    • ECC 2012-13 ¤  D. Dennett¤  But what we can see is that what scientists have constructed over the centuries is the  tools, mind tools, thinking tools, mathematical tools which enable us to some degree to overcome the limitations of our evolved brains, our stone-age, if you like, brains;¤  and overcoming those limitations is not always direct sometimes you have to give up something  you get, you just may never be able as you to think intuitively about this, but you can know, even if you cant think it intuitively, there  is this laborious process you can make progress  and you can have the seed of a certain authority to the progress that you can test that and it can carry you from A to B in the same way you know if you are quadriplegic an artificial device can carry you from A to B, you cant walk from A to B but you get from A to B.
    • ECC 2012-13Unnaturaleness of science for thehuman mind¤  (McCauley 2000) ¤  … In calling religion "natural" and science "unnatural" in this second sense, I am suggesting two things. ¤  First, the elaborate cultural institutions surrounding each play a far more integral role in the generation and persistence of science than they do in the case of religion. (Indeed, for some religious systems, e.g., among prehistoric hunter- gatherers, such far-reaching cultural institutions have never existed.) ¤  Second, most of the cognitive activity underlying religion concerns cognitive processes that rely far less on particular cultural input, particular forms of cultural input, or even peculiarly cultural input than is the case with science.

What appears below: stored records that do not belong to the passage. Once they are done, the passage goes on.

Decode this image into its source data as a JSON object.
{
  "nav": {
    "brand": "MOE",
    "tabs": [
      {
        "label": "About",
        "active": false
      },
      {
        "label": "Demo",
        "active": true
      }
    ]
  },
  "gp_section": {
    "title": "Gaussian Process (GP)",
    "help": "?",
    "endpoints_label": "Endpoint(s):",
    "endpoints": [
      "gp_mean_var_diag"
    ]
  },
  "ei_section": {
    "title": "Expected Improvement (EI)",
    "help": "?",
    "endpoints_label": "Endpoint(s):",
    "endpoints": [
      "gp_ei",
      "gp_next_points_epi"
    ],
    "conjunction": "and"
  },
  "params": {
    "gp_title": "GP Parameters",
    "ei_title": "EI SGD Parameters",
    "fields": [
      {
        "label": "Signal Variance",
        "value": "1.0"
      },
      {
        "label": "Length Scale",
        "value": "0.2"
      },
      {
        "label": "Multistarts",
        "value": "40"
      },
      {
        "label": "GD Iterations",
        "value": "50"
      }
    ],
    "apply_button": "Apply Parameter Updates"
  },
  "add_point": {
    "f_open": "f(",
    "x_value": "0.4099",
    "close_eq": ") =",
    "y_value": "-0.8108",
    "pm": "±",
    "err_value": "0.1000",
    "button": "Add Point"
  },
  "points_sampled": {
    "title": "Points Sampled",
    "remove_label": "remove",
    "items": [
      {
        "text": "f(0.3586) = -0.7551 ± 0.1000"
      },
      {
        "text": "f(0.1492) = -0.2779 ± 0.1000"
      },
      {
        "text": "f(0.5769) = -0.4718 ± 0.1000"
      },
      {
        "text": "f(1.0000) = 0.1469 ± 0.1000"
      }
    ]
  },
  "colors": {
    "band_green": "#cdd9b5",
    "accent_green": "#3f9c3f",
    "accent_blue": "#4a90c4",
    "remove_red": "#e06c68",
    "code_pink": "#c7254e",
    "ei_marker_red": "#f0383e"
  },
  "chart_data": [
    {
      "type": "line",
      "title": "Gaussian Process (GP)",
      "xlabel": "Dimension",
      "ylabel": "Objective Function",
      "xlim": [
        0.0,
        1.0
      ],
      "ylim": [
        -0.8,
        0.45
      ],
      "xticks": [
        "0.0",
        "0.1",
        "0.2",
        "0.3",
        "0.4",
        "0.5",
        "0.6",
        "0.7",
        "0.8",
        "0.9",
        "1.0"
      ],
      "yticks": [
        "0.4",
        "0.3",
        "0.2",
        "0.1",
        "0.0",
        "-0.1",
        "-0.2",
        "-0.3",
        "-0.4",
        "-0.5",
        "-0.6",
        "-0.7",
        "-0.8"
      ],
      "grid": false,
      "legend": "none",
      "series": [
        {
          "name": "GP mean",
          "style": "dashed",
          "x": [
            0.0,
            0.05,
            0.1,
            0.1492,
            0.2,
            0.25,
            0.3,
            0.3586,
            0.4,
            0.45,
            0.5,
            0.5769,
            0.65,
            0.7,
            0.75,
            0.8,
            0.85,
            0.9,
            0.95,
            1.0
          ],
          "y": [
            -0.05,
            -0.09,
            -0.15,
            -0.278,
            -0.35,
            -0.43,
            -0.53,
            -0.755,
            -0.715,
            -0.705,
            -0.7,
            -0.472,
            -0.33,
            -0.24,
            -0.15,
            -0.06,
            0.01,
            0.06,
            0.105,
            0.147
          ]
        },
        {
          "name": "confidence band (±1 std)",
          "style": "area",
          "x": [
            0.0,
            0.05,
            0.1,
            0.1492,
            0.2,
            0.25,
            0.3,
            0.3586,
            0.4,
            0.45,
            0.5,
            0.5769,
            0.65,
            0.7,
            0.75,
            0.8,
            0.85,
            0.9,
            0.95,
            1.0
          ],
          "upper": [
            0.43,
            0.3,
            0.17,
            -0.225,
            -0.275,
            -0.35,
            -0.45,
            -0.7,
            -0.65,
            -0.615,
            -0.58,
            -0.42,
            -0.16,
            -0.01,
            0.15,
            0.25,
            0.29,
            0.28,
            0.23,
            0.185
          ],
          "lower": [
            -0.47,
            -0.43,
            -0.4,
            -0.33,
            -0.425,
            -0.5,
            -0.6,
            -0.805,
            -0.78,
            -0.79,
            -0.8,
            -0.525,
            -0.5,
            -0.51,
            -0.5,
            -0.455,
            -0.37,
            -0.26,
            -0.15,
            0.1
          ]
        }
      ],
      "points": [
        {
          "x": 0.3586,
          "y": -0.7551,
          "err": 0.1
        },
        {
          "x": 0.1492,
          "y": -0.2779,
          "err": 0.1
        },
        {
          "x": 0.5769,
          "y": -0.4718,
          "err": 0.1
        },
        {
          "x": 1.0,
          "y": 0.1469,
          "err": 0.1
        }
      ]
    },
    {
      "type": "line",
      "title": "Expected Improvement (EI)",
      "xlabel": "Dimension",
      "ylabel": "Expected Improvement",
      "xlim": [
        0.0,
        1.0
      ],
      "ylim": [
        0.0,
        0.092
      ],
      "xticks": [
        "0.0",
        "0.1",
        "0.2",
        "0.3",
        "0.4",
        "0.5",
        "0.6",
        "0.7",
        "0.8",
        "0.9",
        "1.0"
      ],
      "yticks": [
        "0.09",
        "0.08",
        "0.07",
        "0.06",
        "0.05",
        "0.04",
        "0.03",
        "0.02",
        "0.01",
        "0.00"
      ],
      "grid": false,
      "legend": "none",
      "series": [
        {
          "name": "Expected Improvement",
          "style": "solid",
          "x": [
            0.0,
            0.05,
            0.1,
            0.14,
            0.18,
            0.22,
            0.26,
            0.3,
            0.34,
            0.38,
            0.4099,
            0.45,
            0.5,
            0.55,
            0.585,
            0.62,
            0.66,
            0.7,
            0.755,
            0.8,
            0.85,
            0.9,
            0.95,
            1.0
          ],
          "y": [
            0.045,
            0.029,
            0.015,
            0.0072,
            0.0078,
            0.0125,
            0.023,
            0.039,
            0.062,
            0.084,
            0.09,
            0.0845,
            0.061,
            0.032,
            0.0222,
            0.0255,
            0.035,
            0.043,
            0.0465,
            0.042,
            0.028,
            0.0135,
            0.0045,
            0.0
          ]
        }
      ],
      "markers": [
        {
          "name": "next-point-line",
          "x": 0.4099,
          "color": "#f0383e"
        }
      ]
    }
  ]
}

    • conclusion¤ There are many reasons why science education: learning and teaching is difficult, but possible¤ Distributed “cultural” cognition might be crucial for our capacity for science